Task objective - Your answer should be an exact copy of every record.
[[ Records shown open ]]
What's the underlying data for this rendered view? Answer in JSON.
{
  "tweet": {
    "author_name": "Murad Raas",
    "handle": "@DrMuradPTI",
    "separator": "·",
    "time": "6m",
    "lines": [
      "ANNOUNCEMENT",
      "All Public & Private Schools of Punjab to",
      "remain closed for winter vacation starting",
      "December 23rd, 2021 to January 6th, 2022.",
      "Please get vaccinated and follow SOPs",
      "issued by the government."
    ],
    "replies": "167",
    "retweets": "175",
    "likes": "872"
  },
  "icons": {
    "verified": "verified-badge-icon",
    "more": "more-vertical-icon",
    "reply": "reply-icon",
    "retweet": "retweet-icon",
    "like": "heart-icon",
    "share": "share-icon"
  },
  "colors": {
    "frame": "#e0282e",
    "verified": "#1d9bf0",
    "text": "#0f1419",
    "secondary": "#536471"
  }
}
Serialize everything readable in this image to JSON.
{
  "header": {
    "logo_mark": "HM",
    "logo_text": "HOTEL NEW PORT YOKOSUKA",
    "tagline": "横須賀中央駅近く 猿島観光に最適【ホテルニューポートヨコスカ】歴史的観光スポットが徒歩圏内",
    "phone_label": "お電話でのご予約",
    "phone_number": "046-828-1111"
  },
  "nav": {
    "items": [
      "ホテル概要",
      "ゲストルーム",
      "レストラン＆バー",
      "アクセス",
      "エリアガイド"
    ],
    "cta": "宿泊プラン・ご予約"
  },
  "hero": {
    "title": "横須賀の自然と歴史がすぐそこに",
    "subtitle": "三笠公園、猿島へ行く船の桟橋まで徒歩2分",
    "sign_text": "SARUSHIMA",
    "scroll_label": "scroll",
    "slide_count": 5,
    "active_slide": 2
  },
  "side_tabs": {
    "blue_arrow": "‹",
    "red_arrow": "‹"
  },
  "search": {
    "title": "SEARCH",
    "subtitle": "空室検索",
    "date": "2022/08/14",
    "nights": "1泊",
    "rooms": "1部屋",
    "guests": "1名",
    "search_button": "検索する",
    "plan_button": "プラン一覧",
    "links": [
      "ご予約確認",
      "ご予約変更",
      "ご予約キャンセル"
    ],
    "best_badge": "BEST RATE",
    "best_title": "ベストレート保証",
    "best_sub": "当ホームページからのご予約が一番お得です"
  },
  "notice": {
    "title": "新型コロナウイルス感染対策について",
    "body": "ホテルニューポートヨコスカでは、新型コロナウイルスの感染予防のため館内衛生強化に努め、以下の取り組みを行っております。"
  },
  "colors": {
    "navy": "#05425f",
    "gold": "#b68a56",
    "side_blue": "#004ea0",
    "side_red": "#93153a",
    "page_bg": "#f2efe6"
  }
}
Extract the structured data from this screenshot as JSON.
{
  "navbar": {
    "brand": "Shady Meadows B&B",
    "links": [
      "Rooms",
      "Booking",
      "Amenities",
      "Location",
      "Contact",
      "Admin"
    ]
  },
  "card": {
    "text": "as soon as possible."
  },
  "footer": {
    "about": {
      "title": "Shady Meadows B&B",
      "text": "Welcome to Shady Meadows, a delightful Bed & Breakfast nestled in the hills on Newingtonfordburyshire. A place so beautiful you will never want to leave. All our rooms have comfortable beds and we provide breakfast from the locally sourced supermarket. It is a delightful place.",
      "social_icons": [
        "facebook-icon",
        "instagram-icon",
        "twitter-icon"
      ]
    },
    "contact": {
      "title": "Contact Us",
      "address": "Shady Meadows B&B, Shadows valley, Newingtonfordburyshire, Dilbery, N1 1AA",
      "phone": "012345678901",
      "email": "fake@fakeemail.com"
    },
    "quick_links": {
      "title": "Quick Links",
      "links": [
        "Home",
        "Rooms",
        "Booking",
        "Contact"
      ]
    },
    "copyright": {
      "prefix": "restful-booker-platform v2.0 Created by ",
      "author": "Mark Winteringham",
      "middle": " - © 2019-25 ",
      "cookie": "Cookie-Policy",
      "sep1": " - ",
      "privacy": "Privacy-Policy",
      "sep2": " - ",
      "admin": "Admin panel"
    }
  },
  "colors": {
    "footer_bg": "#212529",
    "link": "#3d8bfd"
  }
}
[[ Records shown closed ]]
Solution to the problem -
What's the underlying data for this rendered view? Answer in JSON.
{
  "tweet": {
    "author_name": "Murad Raas",
    "handle": "@DrMuradPTI",
    "separator": "·",
    "time": "6m",
    "lines": [
      "ANNOUNCEMENT",
      "All Public & Private Schools of Punjab to",
      "remain closed for winter vacation starting",
      "December 23rd, 2021 to January 6th, 2022.",
      "Please get vaccinated and follow SOPs",
      "issued by the government."
    ],
    "replies": "167",
    "retweets": "175",
    "likes": "872"
  },
  "icons": {
    "verified": "verified-badge-icon",
    "more": "more-vertical-icon",
    "reply": "reply-icon",
    "retweet": "retweet-icon",
    "like": "heart-icon",
    "share": "share-icon"
  },
  "colors": {
    "frame": "#e0282e",
    "verified": "#1d9bf0",
    "text": "#0f1419",
    "secondary": "#536471"
  }
}
Serialize everything readable in this image to JSON.
{
  "header": {
    "logo_mark": "HM",
    "logo_text": "HOTEL NEW PORT YOKOSUKA",
    "tagline": "横須賀中央駅近く 猿島観光に最適【ホテルニューポートヨコスカ】歴史的観光スポットが徒歩圏内",
    "phone_label": "お電話でのご予約",
    "phone_number": "046-828-1111"
  },
  "nav": {
    "items": [
      "ホテル概要",
      "ゲストルーム",
      "レストラン＆バー",
      "アクセス",
      "エリアガイド"
    ],
    "cta": "宿泊プラン・ご予約"
  },
  "hero": {
    "title": "横須賀の自然と歴史がすぐそこに",
    "subtitle": "三笠公園、猿島へ行く船の桟橋まで徒歩2分",
    "sign_text": "SARUSHIMA",
    "scroll_label": "scroll",
    "slide_count": 5,
    "active_slide": 2
  },
  "side_tabs": {
    "blue_arrow": "‹",
    "red_arrow": "‹"
  },
  "search": {
    "title": "SEARCH",
    "subtitle": "空室検索",
    "date": "2022/08/14",
    "nights": "1泊",
    "rooms": "1部屋",
    "guests": "1名",
    "search_button": "検索する",
    "plan_button": "プラン一覧",
    "links": [
      "ご予約確認",
      "ご予約変更",
      "ご予約キャンセル"
    ],
    "best_badge": "BEST RATE",
    "best_title": "ベストレート保証",
    "best_sub": "当ホームページからのご予約が一番お得です"
  },
  "notice": {
    "title": "新型コロナウイルス感染対策について",
    "body": "ホテルニューポートヨコスカでは、新型コロナウイルスの感染予防のため館内衛生強化に努め、以下の取り組みを行っております。"
  },
  "colors": {
    "navy": "#05425f",
    "gold": "#b68a56",
    "side_blue": "#004ea0",
    "side_red": "#93153a",
    "page_bg": "#f2efe6"
  }
}
Extract the structured data from this screenshot as JSON.
{
  "navbar": {
    "brand": "Shady Meadows B&B",
    "links": [
      "Rooms",
      "Booking",
      "Amenities",
      "Location",
      "Contact",
      "Admin"
    ]
  },
  "card": {
    "text": "as soon as possible."
  },
  "footer": {
    "about": {
      "title": "Shady Meadows B&B",
      "text": "Welcome to Shady Meadows, a delightful Bed & Breakfast nestled in the hills on Newingtonfordburyshire. A place so beautiful you will never want to leave. All our rooms have comfortable beds and we provide breakfast from the locally sourced supermarket. It is a delightful place.",
      "social_icons": [
        "facebook-icon",
        "instagram-icon",
        "twitter-icon"
      ]
    },
    "contact": {
      "title": "Contact Us",
      "address": "Shady Meadows B&B, Shadows valley, Newingtonfordburyshire, Dilbery, N1 1AA",
      "phone": "012345678901",
      "email": "fake@fakeemail.com"
    },
    "quick_links": {
      "title": "Quick Links",
      "links": [
        "Home",
        "Rooms",
        "Booking",
        "Contact"
      ]
    },
    "copyright": {
      "prefix": "restful-booker-platform v2.0 Created by ",
      "author": "Mark Winteringham",
      "middle": " - © 2019-25 ",
      "cookie": "Cookie-Policy",
      "sep1": " - ",
      "privacy": "Privacy-Policy",
      "sep2": " - ",
      "admin": "Admin panel"
    }
  },
  "colors": {
    "footer_bg": "#212529",
    "link": "#3d8bfd"
  }
}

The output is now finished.